The Federal Trade Commission (FTC) is taking a look into OpenAI’s partnership with Microsoft and Anthropic’s collaborations with Google’s parent Alphabet and Amazon to determine their impact on the rapidly emerging generative AI market.
FTC chair, Lina Khan, recently announced the inquiry at an AI tech summit hosted by the antirust agency, saying in a statement that “history shows that new technologies can create new markets and healthy competition. As companies race to develop and monetize AI, we must guard against tactics that foreclose this opportunity.”
Khan added that the FTC’s study will “shed light on whether investments and partnerships pursued by dominant companies risk distorting innovation and undermining fair competition.”
The development of generative AI has continued to accelerate since OpenAI’s release of its ChatGPT chatbot in late November 2022, and analysts with market research Statista expect the global market for the technology will jump from $44.89 billion last year to $207 billion by 2030, averaging more than 20% growth per year during that time.
IT heavyweights Microsoft, Google and Amazon – and the world’s top three cloud services providers – have turned to smaller pure-plays to establish themselves in the space. Microsoft has invested more than $10 billion in OpenAI, an amount that also has drawn the attention of the European Commission, which earlier this month said it may investigate whether the investment violates the European Union’s merger rules.
Meanwhile, Amazon has invested $4 billion an Anthropic, while Google’s put $2 billion into the startup.
Tech Giants Push Back at Concerns

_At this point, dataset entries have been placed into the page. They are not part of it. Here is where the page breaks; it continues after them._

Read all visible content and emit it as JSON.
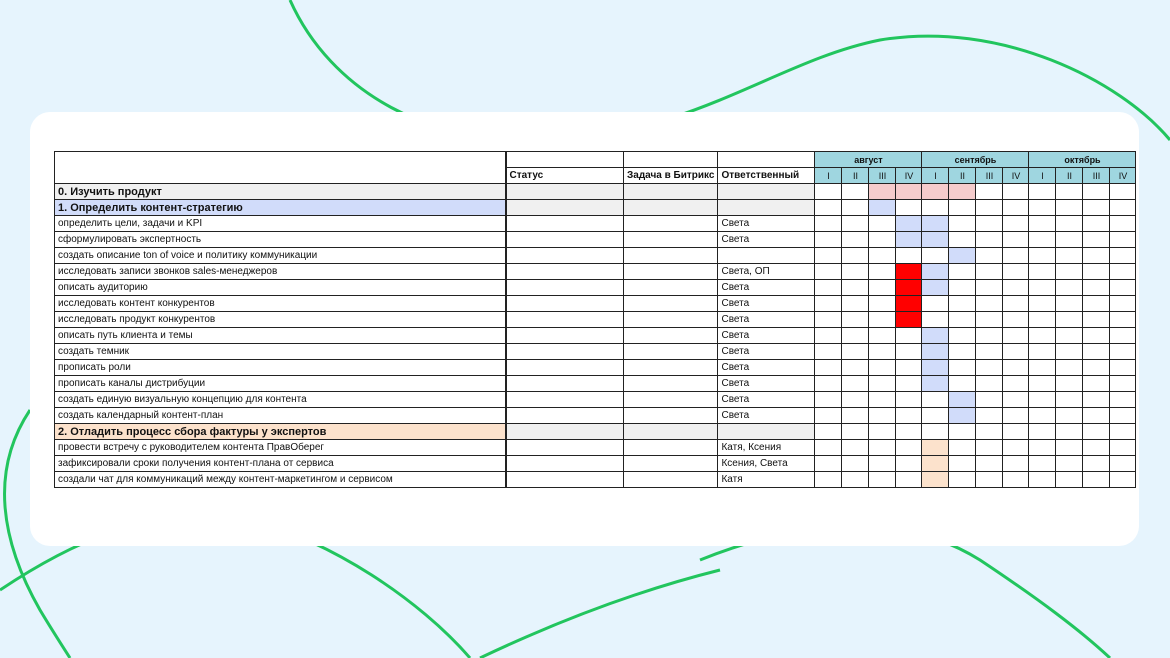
{
  "colors": {
    "background": "#e6f4fd",
    "curve": "#22c55e",
    "card": "#ffffff",
    "header_fill": "#9fd6e0",
    "section_blue": "#d1dcfa",
    "section_orange": "#fce2cc",
    "pink": "#f5cccc",
    "red": "#ff0000",
    "grey": "#f0f0f0"
  },
  "table": {
    "headers": {
      "status": "Статус",
      "bitrix_task": "Задача в Битрикс",
      "responsible": "Ответственный"
    },
    "months": [
      "август",
      "сентябрь",
      "октябрь"
    ],
    "weeks": [
      "I",
      "II",
      "III",
      "IV"
    ],
    "rows": [
      {
        "task": "0. Изучить продукт",
        "responsible": "",
        "kind": "section-grey",
        "cells": [
          "",
          "",
          "pk",
          "pk",
          "pk",
          "pk",
          "",
          "",
          "",
          "",
          "",
          ""
        ]
      },
      {
        "task": "1. Определить контент-стратегию",
        "responsible": "",
        "kind": "section-blue",
        "cells": [
          "",
          "",
          "bl",
          "",
          "",
          "",
          "",
          "",
          "",
          "",
          "",
          ""
        ]
      },
      {
        "task": "определить цели, задачи и KPI",
        "responsible": "Света",
        "kind": "task",
        "cells": [
          "",
          "",
          "",
          "bl",
          "bl",
          "",
          "",
          "",
          "",
          "",
          "",
          ""
        ]
      },
      {
        "task": "сформулировать экспертность",
        "responsible": "Света",
        "kind": "task",
        "cells": [
          "",
          "",
          "",
          "bl",
          "bl",
          "",
          "",
          "",
          "",
          "",
          "",
          ""
        ]
      },
      {
        "task": "создать описание ton of voice и политику коммуникации",
        "responsible": "",
        "kind": "task",
        "cells": [
          "",
          "",
          "",
          "",
          "",
          "bl",
          "",
          "",
          "",
          "",
          "",
          ""
        ]
      },
      {
        "task": "исследовать записи звонков sales-менеджеров",
        "responsible": "Света, ОП",
        "kind": "task",
        "cells": [
          "",
          "",
          "",
          "red",
          "bl",
          "",
          "",
          "",
          "",
          "",
          "",
          ""
        ]
      },
      {
        "task": "описать аудиторию",
        "responsible": "Света",
        "kind": "task",
        "cells": [
          "",
          "",
          "",
          "red",
          "bl",
          "",
          "",
          "",
          "",
          "",
          "",
          ""
        ]
      },
      {
        "task": "исследовать контент конкурентов",
        "responsible": "Света",
        "kind": "task",
        "cells": [
          "",
          "",
          "",
          "red",
          "",
          "",
          "",
          "",
          "",
          "",
          "",
          ""
        ]
      },
      {
        "task": "исследовать продукт конкурентов",
        "responsible": "Света",
        "kind": "task",
        "cells": [
          "",
          "",
          "",
          "red",
          "",
          "",
          "",
          "",
          "",
          "",
          "",
          ""
        ]
      },
      {
        "task": "описать путь клиента и темы",
        "responsible": "Света",
        "kind": "task",
        "cells": [
          "",
          "",
          "",
          "",
          "bl",
          "",
          "",
          "",
          "",
          "",
          "",
          ""
        ]
      },
      {
        "task": "создать темник",
        "responsible": "Света",
        "kind": "task",
        "cells": [
          "",
          "",
          "",
          "",
          "bl",
          "",
          "",
          "",
          "",
          "",
          "",
          ""
        ]
      },
      {
        "task": "прописать роли",
        "responsible": "Света",
        "kind": "task",
        "cells": [
          "",
          "",
          "",
          "",
          "bl",
          "",
          "",
          "",
          "",
          "",
          "",
          ""
        ]
      },
      {
        "task": "прописать каналы дистрибуции",
        "responsible": "Света",
        "kind": "task",
        "cells": [
          "",
          "",
          "",
          "",
          "bl",
          "",
          "",
          "",
          "",
          "",
          "",
          ""
        ]
      },
      {
        "task": "создать единую визуальную концепцию для контента",
        "responsible": "Света",
        "kind": "task",
        "cells": [
          "",
          "",
          "",
          "",
          "",
          "bl",
          "",
          "",
          "",
          "",
          "",
          ""
        ]
      },
      {
        "task": "создать календарный контент-план",
        "responsible": "Света",
        "kind": "task",
        "cells": [
          "",
          "",
          "",
          "",
          "",
          "bl",
          "",
          "",
          "",
          "",
          "",
          ""
        ]
      },
      {
        "task": "2. Отладить процесс сбора фактуры у экспертов",
        "responsible": "",
        "kind": "section-orange",
        "cells": [
          "",
          "",
          "",
          "",
          "",
          "",
          "",
          "",
          "",
          "",
          "",
          ""
        ]
      },
      {
        "task": "провести встречу с руководителем контента ПравОберег",
        "responsible": "Катя, Ксения",
        "kind": "task",
        "cells": [
          "",
          "",
          "",
          "",
          "or",
          "",
          "",
          "",
          "",
          "",
          "",
          ""
        ]
      },
      {
        "task": "зафиксировали сроки получения контент-плана от сервиса",
        "responsible": "Ксения, Света",
        "kind": "task",
        "cells": [
          "",
          "",
          "",
          "",
          "or",
          "",
          "",
          "",
          "",
          "",
          "",
          ""
        ]
      },
      {
        "task": "создали чат для коммуникаций между контент-маркетингом и сервисом",
        "responsible": "Катя",
        "kind": "task",
        "cells": [
          "",
          "",
          "",
          "",
          "or",
          "",
          "",
          "",
          "",
          "",
          "",
          ""
        ]
      }
    ]
  }
}
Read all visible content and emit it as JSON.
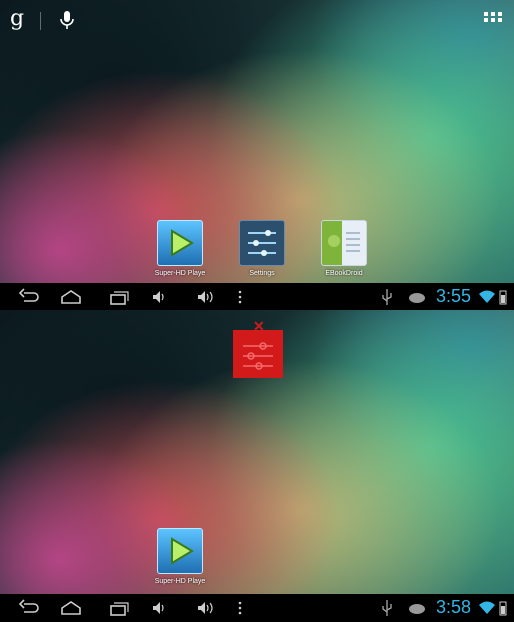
{
  "screens": [
    {
      "apps": [
        {
          "label": "Super-HD Playe",
          "icon": "video-player-icon"
        },
        {
          "label": "Settings",
          "icon": "settings-icon"
        },
        {
          "label": "EBookDroid",
          "icon": "ebook-reader-icon"
        }
      ],
      "status": {
        "time": "3:55"
      }
    },
    {
      "apps": [
        {
          "label": "Super-HD Playe",
          "icon": "video-player-icon"
        }
      ],
      "remove_target": {
        "icon": "remove-trash-icon"
      },
      "status": {
        "time": "3:58"
      }
    }
  ],
  "search": {
    "logo": "g"
  },
  "colors": {
    "accent": "#33b5e5",
    "remove": "#d21a1a"
  }
}
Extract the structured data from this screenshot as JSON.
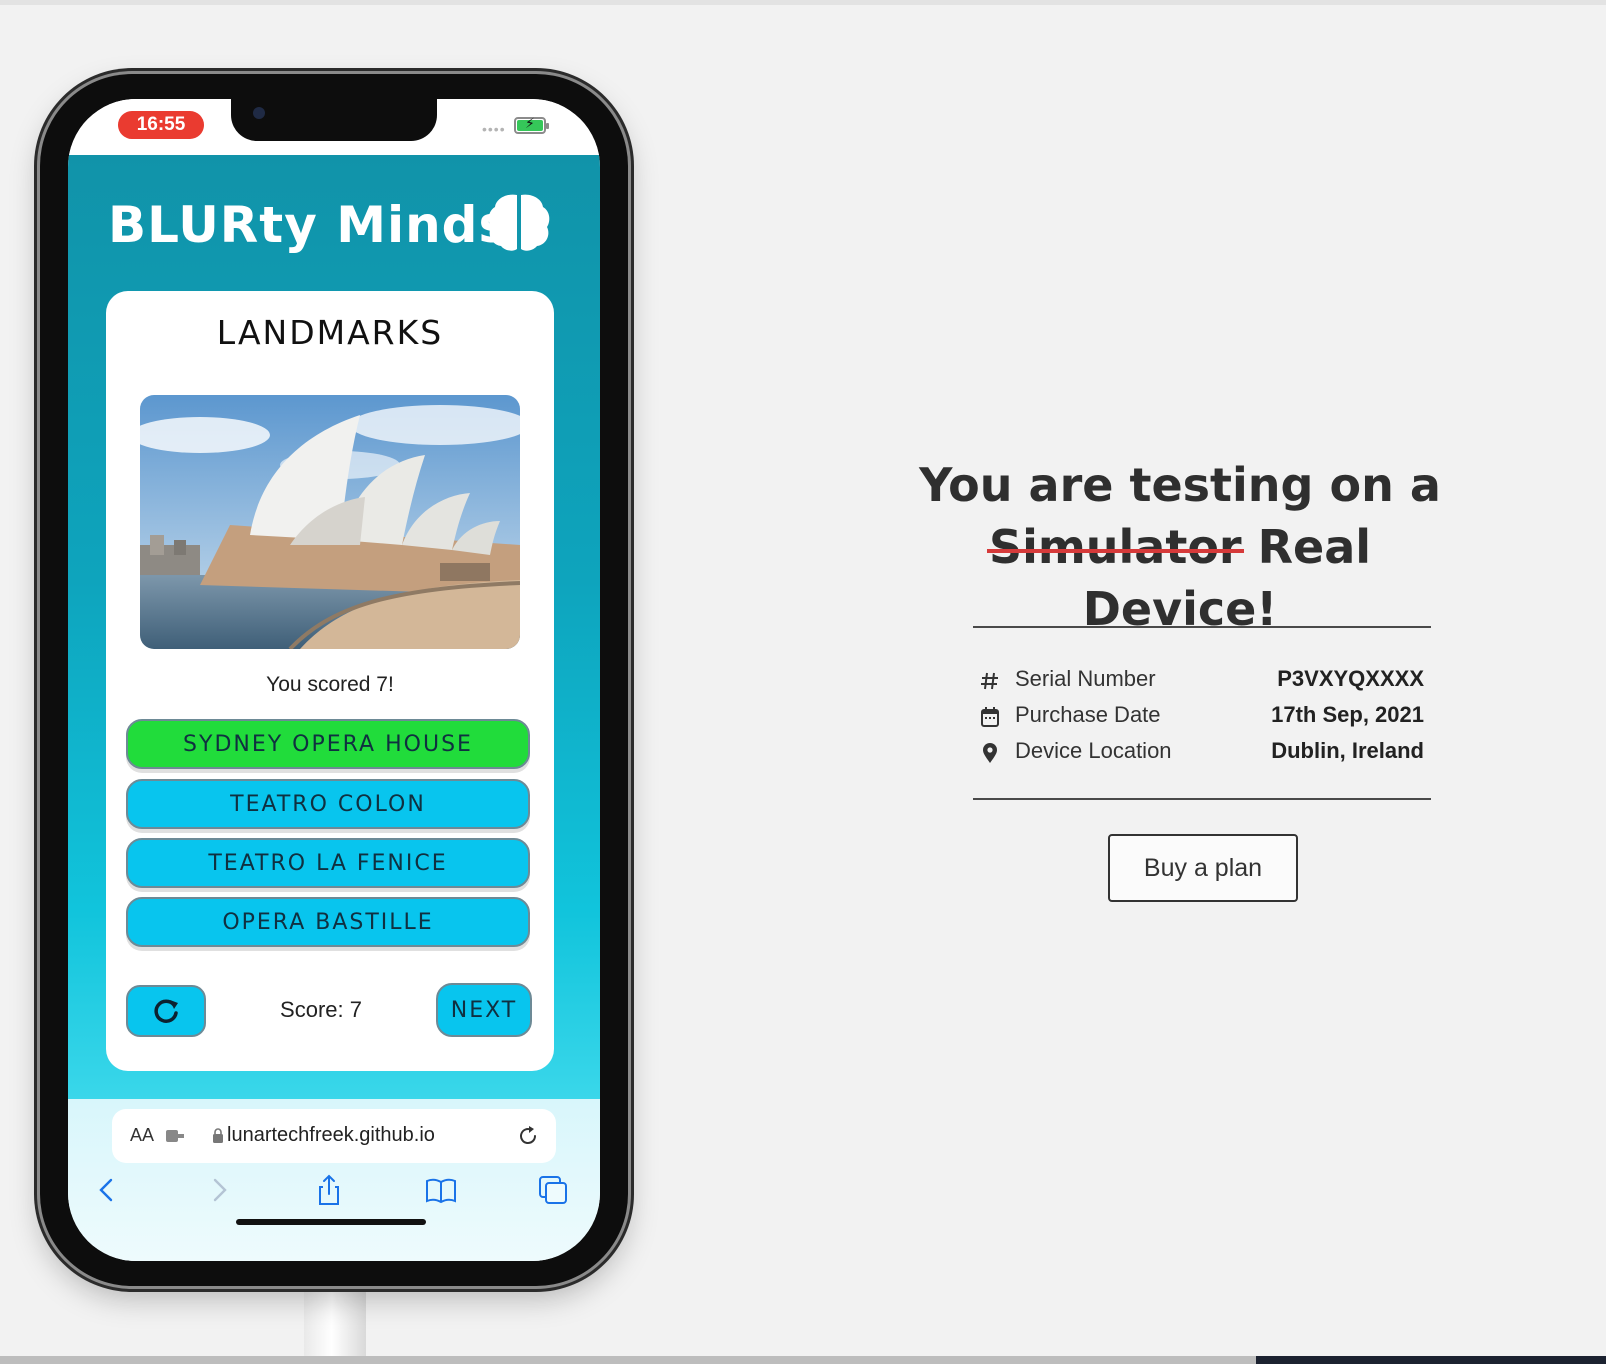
{
  "device": {
    "status_time": "16:55",
    "signal_dots": "••••"
  },
  "app": {
    "title": "BLURty Minds",
    "category": "LANDMARKS",
    "score_message": "You scored 7!",
    "answers": [
      {
        "label": "SYDNEY OPERA HOUSE",
        "state": "correct"
      },
      {
        "label": "TEATRO COLON",
        "state": "default"
      },
      {
        "label": "TEATRO LA FENICE",
        "state": "default"
      },
      {
        "label": "OPERA BASTILLE",
        "state": "default"
      }
    ],
    "score_label": "Score: 7",
    "next_label": "NEXT",
    "colors": {
      "header_bg": "#1193a9",
      "answer_default": "#08c5ee",
      "answer_correct": "#21dc3b"
    }
  },
  "browser": {
    "text_size_label": "AA",
    "url": "lunartechfreek.github.io",
    "icons": [
      "back-icon",
      "forward-icon",
      "share-icon",
      "bookmarks-icon",
      "tabs-icon"
    ]
  },
  "panel": {
    "headline_line1": "You are testing on a",
    "headline_struck": "Simulator",
    "headline_rest": "Real Device!",
    "strike_color": "#d63a3a",
    "rows": [
      {
        "icon": "hash-icon",
        "label": "Serial Number",
        "value": "P3VXYQXXXX"
      },
      {
        "icon": "calendar-icon",
        "label": "Purchase Date",
        "value": "17th Sep, 2021"
      },
      {
        "icon": "location-pin-icon",
        "label": "Device Location",
        "value": "Dublin, Ireland"
      }
    ],
    "buy_label": "Buy a plan"
  }
}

In a statement to the media, Rima Alaily, corporate vice president and deputy general counsel for Microsoft’s competition and market regulation group, said that the United States “has assumed a global AI leadership position because important American companies are working together. Partnerships between independent companies like Microsoft and OpenAI, as well as among many others, are promoting competition and accelerating innovation.”
Google in a statement said it hopes the FTC’s inquiry “will shine a bright light on companies that don’t offer the openness of Google Cloud or have a long history of locking-in customers – and who are bringing that same approach to AI services.”
The agency’s study is a 6(b) inquiry, which is used to review enforcement situations, promote competition and protect consumers. According to a 14-page letter the FTC sent to the companies last week, they have 45 days to file a report with the agency that includes information about the specific investment or partnership, details of how decisions within the partnerships are made, and analyses of how they may affect the competitive landscape, including information about market share, competitors and sales growth.
Other required information includes documents that touch on the dynamics around products and services needed for generative AI and any materials given to domestic or foreign governments in connection with investigations or requests for information.
Praising the FTC’s Action
The Open Markets Institute, a nonprofit that opposes monopolies and works for stronger antitrust laws, applauded the FTC’s announcement.
“This action makes clear that regulatory authorities in the U.S. – as well as in Europe and the UK – are paying attention to our warnings and those of other leading public interest groups that Microsoft, Google, and Amazon are already positioned to dominate AI technology and services up and down the tech stack,” Barry Lynn, the group’s executive director, said in a statement. “We must learn from the key lesson of monopoly power in the digital age. The best way to avoid fundamental threats to our democracy and our economic wellbeing is to strike at the root. If we want the future of AI to be in the public interest, then it is the public that must set the rules.”
The institute, with the Center for Journalism and Liberty, in November 2023 released a report about what it said is the threat of the AI industry falling into the hands of a few large companies.
“The report shows how just a handful of Big Tech companies – by exploiting existing monopoly power and aggressively co-opting other actors – have already positioned themselves to control the future of artificial intelligence and magnify many of the worst problems of the digital age,” the authors wrote in introducing the report.
The European Commission echoed the FTC’s concerns this month when officials said the agency was reviewing some agreements between large tech companies and smaller generative AI developers and how those affect the market.
“We are inviting businesses and experts to tell us about any competition issues that they may perceive in these industries, whilst also closely monitoring AI partnerships to ensure they do not unduly distort market dynamics,” Margrethe Vestager, the EC’s executive vice president in charge of competition policy, said in a statement at the time.